The Center for Innovation, Research and Creativity in the Arts (CIRCA) presents costume designer Moyenda Kulemeka, who will speak about her creative work, including a behind-the-scenes view of her process designing costumes for Trouble in Mind, by Alice Childress and directed by Danielle Drakes, playing in UMBC’s Proscenium Theatre from November 3 through 13.
The Humanities Forum and the Department of History presents the annual Robert K. Webb Lecture, featuring Dan Hicks, who will speak on The Decade of Returns: Museum Curation after the "Universal Museum." As museums around the world begin to transfer ownership and make returns of looted African cultural heritage, what does this mean for museums in Europe and North America?
In conjunction with the exhibition Oletha DeVane: Spectrum of Light and Spirit, on display through December 17, the Center for Art, Design and Visual Culture presents an activation of a large-scale carved sculpture, Nkisi Woman-Universal Nkisi (2021–22). During the event, visitors will be invited to add beads to the sculpture's surface.
The Albin O. Kuhn Library Gallery presents the exhibition Sonya Clark: Hair/Craft, on display from October 31 through March 12. Clark's multidisciplinary work explores issues of identity, race, cultural heritage, and collective memory.
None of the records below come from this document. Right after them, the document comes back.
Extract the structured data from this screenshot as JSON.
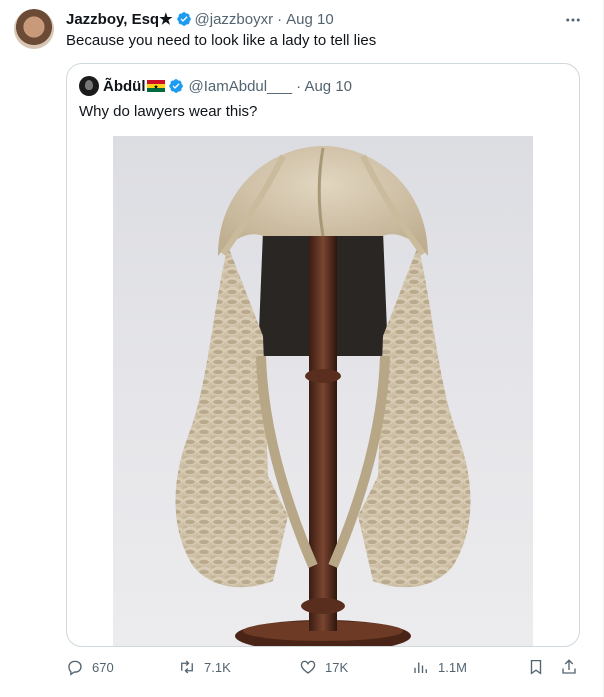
{
  "tweet": {
    "author_name": "Jazzboy, Esq★",
    "handle": "@jazzboyxr",
    "separator": "·",
    "date": "Aug 10",
    "text": "Because you need to look like a lady to tell lies"
  },
  "quoted": {
    "author_name": "Ãbdül",
    "handle": "@IamAbdul___",
    "date": "· Aug 10",
    "text": "Why do lawyers wear this?",
    "flag_colors": [
      "#ce1126",
      "#fcd116",
      "#006b3f"
    ]
  },
  "actions": {
    "replies": "670",
    "reposts": "7.1K",
    "likes": "17K",
    "views": "1.1M"
  },
  "colors": {
    "verified": "#1d9bf0",
    "muted_text": "#536471",
    "border": "#cfd9de"
  }
}
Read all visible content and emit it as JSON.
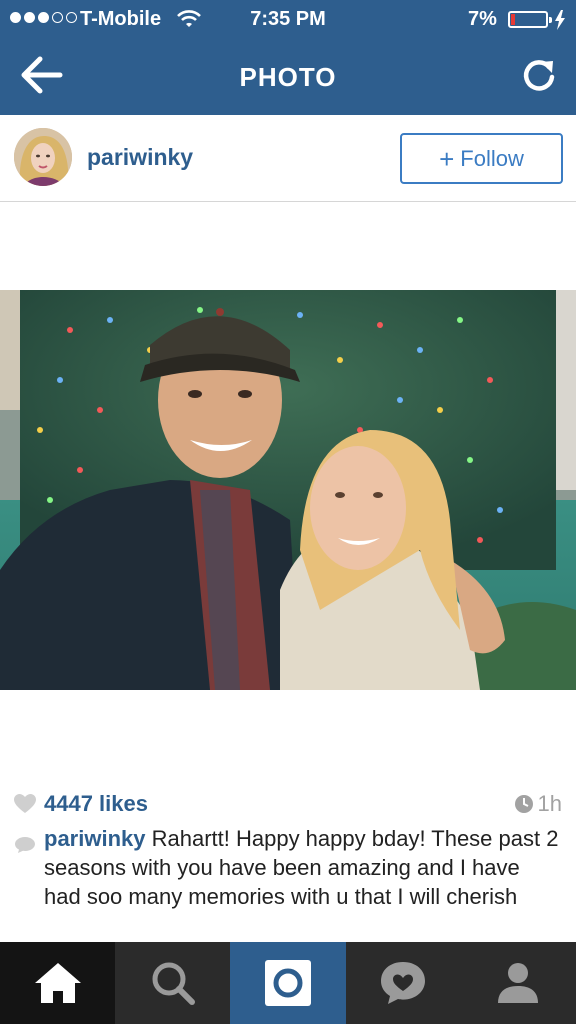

This exhibition presents five works in which Clark applies fiber-art techniques to the medium of hair, a material laden with cultural and metaphorical significance.
The Albin O. Kuhn Library Gallery presents the exhibition Aaron Siskind: Formations, on display from October 31 through March 12. Aaron Siskind (1903–1991) was one of the most influential figures in the development of photography as an art form during the twentieth century. This exhibition, drawn from UMBC’s Photography Collections, traces the formation of this artist’s unique photographic vision from early documentary works made in Harlem as a member of the New York Film and Photo League in the 1930s to his breakthrough explorations of abstraction in the 1940s and 1950s, which led to a sustained investigation of the camera’s capacity to frame new visual forms.
Written in 1956, Alice Childress's pioneering play, Trouble in Mind, shined a light on the lack of recognition, representation, and opportunities for Black theatre artists. During a turbulent rehearsal week for a new Broadway play, leading lady Willetta Mayer resists the rampant racism of the entertainment industry. No less relevant today, the play is a brisk, entertaining drama told with humor and pathos.
The Humanities Forum presents the annual Daphne Harrison Lecture, featuring Sonya Clark, who will speak in conjunction with Hair/Craft, an exhibition on display at the Albin O. Kuhn Library Gallery. Her talk, entitled Harmonies of Liberty, will discuss artwork inspired by the hymn "Lift Every Voice and Sing" — work that she has produced in harmony with musicians that centers collaboration, innovation, craft, and design as a means to uplift suppressed voices.
The Department of Africana Studies, the Humanities Forum, and the Social Sciences Forum present the 44th Annual W.E.B. Du Bois Lecture, featuring two keynote speakers: Christel N. Temple, who will speak on Cultural Memory and Mythology: Africana Agency in the Face of Exile, and Donald G. Murray, Jr., who will speak on Africana Studies: Creating a Program Space and Place at UMBC and the Greater Baltimore and Washington, D.C. Communities. This event also celebrates the 50th Anniversary of Africana Studies at UMBC.
The Center for Innovation, Research and Creativity in the Arts (CIRCA) presents Skawennati, who investigates history, the future, and change from her perspective as an urban Kanien’kehá:ka (Mohawk) woman and as a cyberpunk avatar. Her early adoption of cyberspace as both a location and a medium for her practice has produced groundbreaking projects such as CyberPowWow and TimeTraveller. She creates machinimas—movies made in virtual environments—as well as still images, textiles and sculpture.
The Department of Music presents the Salon Trio, featuring clarinetist Robert DiLutis, saxophonist Noah Getz, and pianist Mary-Victoria Voutsas. Their program, entitled Influential Voices, explores the often-neglected chamber music of Black composers who helped to forge a path for future generations, including works by William Grant Still, Samuel Coleridge-Taylor, and Yusef Lateef.
The Department of Music presents Balance Campaign, a contemporary classical ensemble dedicated to commissioning and performing new works by underrepresented women, LGBTQ+, and minority composers, as well as composers with connections to the ensemble's home in the Washington, D.C. area. The ensemble's performance will feature works by Alyssa Weinburg and Christopher Cerrone, and works by three UMBC student composers.